• Kristin Perissinotto

Black Friday’s shades of grey

Black Friday is one of the many Americanisms we have taken from our friends (and I’ll use that term loosely until 20 January) across the Pacific Ocean. Like Halloween and cool ranch Doritos, Aussies have started getting on board with the post-Thanksgiving sale even though we don’t celebrate turkey day itself.


Aussie brands started getting on board with Black Friday and Cyber Monday sales a couple of years ago, and now we’re seeing promo material in our social feeds, shop windows, and even our letterboxes (how old school). Black Friday is an absolute cash cow for businesses (especially big ones), and depending on how you approach it, it could mean you get some absolute deals, or that you spend mindlessly on stuff you’re going to throw away.

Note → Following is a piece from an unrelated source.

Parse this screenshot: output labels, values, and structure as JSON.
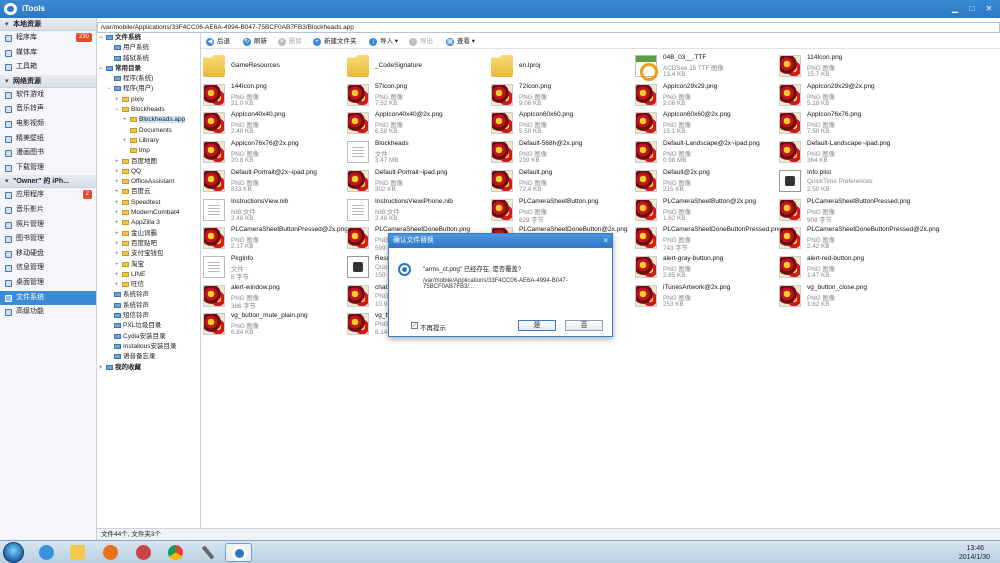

Deck the halls with slews of shoppers. Photo by eSellerCafe

Lots of people have a lot of opinions about Black Friday sales, and, because it’s 2020 and we have the internet, they are all pretty polarising and usually biased. Opinion 1 is that they’re great for business, allow for the selling of old/dead stock, and consumers love them. And I have to agree, the stats are hard to argue with. Opinion two is that the sales are a huge polluter, generate literal tonnes of waste, and contribute to the theory that capitalism has gone mad. It’s hard to disagree with that as well. So what am I trying to say?


As with everything, there are shades of grey when it comes to Black Friday. These issues can of course be applied to any sale at any time of the year, however Black Friday is incredibly widespread and is the mother of all sales; a sale on steroids; a super sale. Whatever you want to call it, it's absolutely massive. So let’s break it down.


Sales = affordability

For some people, a sale means they can afford something they want or need and can’t buy at full price. The anti-fast fashion movement, while important, often neglects this very issue, and by result can be rather classist. There are many people in the world who can’t afford to buy ethically, and that’s a problem that has not yet been solved. Sales are important times for people with limited or nonexistent disposable incomes, and sales like Black Friday are often one of the few times a year that people will make purchases for Christmas, back to school, or for bigger ticket items on their ‘to buy’ list.


The waste

Phys.org reports that up to 80 percent of items—and any plastic packaging they are wrapped in—will end up either in landfill, incineration or—at best—low quality recycling, often after a very short life. This suggests a few issues.

  • Plastic or nonrecyclable packaging is a problem. We already knew this.

  • People are purchasing stuff they don’t want nor need.

  • Companies are selling low quality items with a short lifespan.

As consumers, we have control over one of these issues, but more on that in the next point. Plastic bags and packaging are a problem all year around, but it is the extreme amount of shopping that makes Black Friday a huge polluter, not to mention the hordes of items that later get dumped into landfill. As for the lifespan of goods? They just don't make them like they used to! Our world constantly demands more, and faster. Lots of businesses put quality on the backburner to keep up with demands. And again, to point blame is to exclude a huge group of people who simply can't afford top-shelf stuff. There really isn't a solution for this at the moment, but stay tuned because I'm working on it (that's a joke).


Captured 30 seconds before a riot (probably). Photo by CNBC.

But it’s on sale!

How many times have you bought things because it’s on sale? Probably more than you care to admit or even remember. I know I have some repressed memories of buying up big at Supré only to shortly discard the items because they were of shocking quality and/or design. A rule of thumb I hear often is that if you wouldn’t pay full price for it, you shouldn’t buy it on sale. I would probably alter this thought and say that if you don’t think it’s worth the full price, don’t buy it.


The c-word

Not the one you're thinking, it's worse. Capitalism. To get to the bottom of this one, we must simply ask one question: who is benefitting? Huge corporations are the main beneficiary of Black Friday sales. What can we do about this on an individual level? Nothing significant really. This is the world and system we currently live in, and to see a big shift is to change society in a significant way, and unfortunately, we won't get that done before Black Friday 2021. What you can do if you’re making purchases in the sales is consider buying from local or smaller businesses if and where you can!


Where’s the humanity?

So this one is less relevant for Aussies (for now), but the slew of videos of shoppers running rampant through stores, getting into fights, and ripping pieces from the hands of weaker consumers is truly baffling. While on the outset it does provide us a little comedic reprieve, these videos show humanity at its least evolved, and all I really have to say is yikes. It is truly baffling how many people will throw an old woman to the ground in pursuit of a discounted scarf.


So what do we do when the big day comes around each year? Well, whatever you want really. Wake up, have a coffee, get ready for work. Maybe grab some deals online or in your lunch break. I’m not the boss of you! But it may pay to consider your decisions and who is influencing them, because it might be ads and FOMO.